+++ Data provided

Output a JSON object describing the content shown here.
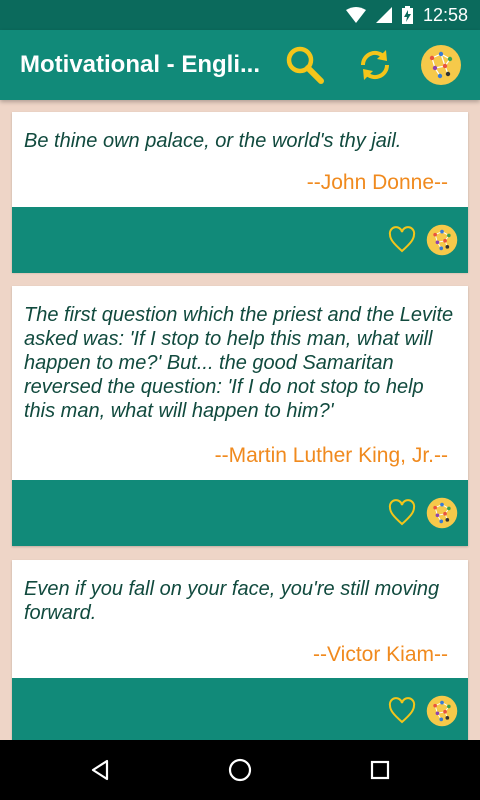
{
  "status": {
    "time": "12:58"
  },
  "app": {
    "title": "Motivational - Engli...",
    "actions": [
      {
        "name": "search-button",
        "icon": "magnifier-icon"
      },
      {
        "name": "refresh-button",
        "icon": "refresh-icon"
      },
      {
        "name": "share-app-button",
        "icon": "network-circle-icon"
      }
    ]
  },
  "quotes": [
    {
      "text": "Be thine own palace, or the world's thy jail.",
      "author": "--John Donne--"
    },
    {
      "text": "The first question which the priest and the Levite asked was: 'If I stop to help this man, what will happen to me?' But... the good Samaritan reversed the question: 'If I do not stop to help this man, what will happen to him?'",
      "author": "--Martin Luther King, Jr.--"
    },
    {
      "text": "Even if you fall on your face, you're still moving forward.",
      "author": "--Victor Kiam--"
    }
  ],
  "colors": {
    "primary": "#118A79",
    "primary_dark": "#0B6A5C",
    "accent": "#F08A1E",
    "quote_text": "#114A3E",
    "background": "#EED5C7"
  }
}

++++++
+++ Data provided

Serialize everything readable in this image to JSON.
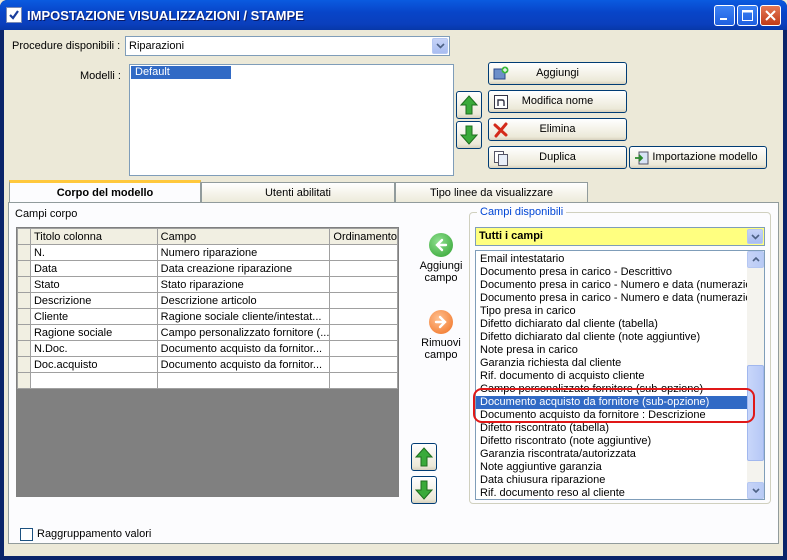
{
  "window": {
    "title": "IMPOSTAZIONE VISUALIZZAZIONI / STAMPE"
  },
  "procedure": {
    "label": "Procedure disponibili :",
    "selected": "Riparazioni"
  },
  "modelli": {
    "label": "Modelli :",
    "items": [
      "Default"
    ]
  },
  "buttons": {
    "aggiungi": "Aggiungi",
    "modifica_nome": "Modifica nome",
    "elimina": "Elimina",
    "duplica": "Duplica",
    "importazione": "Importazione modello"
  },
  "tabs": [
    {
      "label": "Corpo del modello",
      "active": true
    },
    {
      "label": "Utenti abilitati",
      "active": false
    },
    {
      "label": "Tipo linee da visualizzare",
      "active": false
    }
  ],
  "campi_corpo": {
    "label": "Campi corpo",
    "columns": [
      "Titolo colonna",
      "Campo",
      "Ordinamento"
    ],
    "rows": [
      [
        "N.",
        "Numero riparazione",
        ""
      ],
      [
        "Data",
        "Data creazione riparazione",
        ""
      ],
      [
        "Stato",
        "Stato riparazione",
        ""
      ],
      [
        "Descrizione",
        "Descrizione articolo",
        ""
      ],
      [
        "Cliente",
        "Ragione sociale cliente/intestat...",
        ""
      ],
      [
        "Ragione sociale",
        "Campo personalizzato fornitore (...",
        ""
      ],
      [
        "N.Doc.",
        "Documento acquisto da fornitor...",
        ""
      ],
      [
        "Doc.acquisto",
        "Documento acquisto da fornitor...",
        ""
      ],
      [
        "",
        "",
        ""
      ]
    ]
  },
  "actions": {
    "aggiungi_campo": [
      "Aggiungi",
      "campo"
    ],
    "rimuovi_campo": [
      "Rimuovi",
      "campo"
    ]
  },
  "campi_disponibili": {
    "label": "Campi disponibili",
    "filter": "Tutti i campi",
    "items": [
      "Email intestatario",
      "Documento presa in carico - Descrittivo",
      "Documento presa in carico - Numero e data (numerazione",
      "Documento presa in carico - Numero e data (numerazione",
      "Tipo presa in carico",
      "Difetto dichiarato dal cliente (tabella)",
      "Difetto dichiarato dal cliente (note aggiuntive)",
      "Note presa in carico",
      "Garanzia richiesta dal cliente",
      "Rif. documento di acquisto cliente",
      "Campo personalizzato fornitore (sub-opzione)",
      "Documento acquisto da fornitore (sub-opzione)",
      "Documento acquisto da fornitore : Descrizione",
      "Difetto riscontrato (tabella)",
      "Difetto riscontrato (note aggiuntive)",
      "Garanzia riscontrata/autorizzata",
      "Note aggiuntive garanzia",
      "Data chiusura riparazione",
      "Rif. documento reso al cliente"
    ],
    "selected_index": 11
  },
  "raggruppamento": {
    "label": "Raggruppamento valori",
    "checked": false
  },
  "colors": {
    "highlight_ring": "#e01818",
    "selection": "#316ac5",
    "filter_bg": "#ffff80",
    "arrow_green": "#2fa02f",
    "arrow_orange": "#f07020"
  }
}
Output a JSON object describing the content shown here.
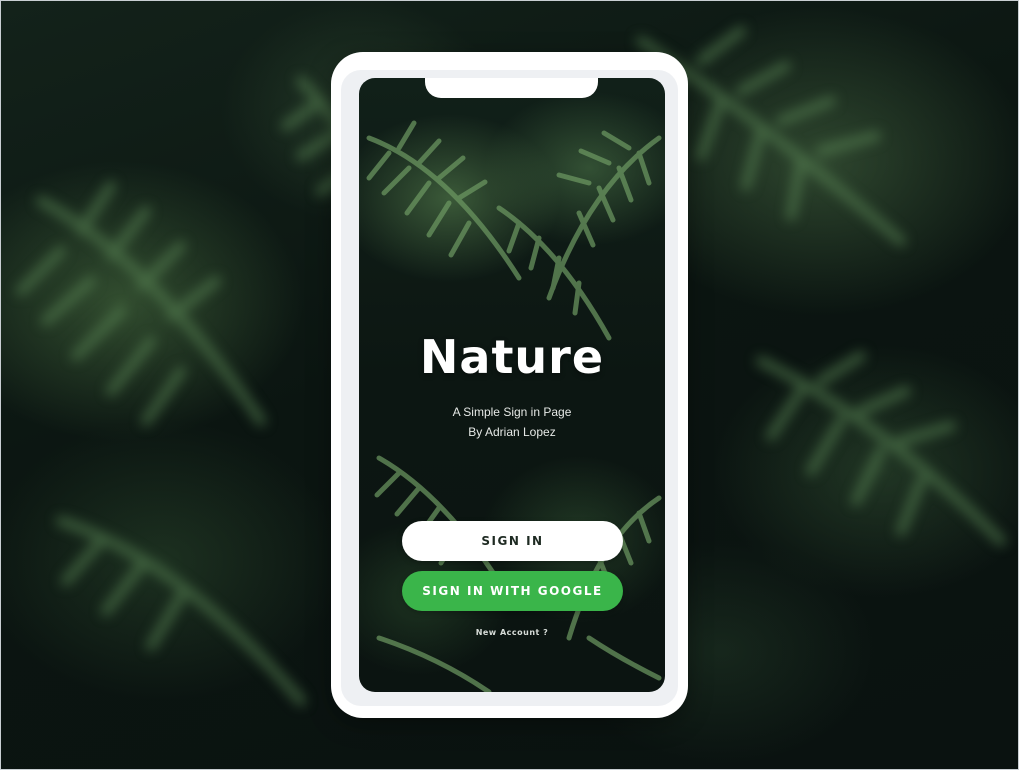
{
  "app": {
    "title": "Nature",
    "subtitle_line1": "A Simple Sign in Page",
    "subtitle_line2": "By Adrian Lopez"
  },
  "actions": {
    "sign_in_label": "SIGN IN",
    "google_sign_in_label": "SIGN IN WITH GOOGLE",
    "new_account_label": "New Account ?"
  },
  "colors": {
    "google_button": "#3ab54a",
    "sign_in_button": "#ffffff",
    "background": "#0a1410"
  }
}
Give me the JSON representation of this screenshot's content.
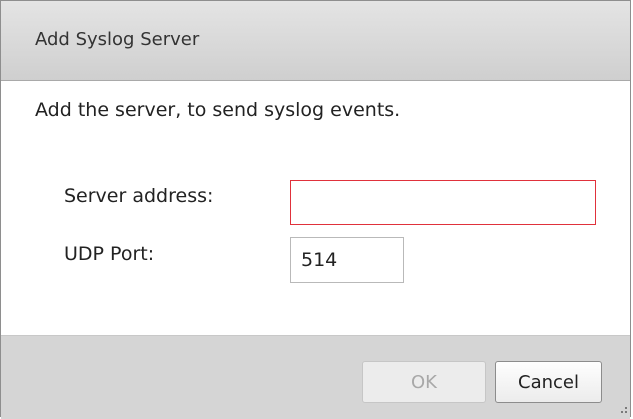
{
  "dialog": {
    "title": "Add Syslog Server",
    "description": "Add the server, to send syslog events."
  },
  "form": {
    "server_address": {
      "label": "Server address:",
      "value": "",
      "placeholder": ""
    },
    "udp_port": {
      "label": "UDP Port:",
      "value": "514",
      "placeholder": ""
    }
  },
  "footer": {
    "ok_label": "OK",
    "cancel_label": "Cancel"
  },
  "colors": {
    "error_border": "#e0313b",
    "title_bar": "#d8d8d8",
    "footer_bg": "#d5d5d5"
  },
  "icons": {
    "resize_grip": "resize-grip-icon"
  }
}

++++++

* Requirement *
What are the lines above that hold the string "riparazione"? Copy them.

* Response for this exercise *
        "Numero riparazione",
        "Data creazione riparazione",
        "Stato riparazione",
      "Data chiusura riparazione",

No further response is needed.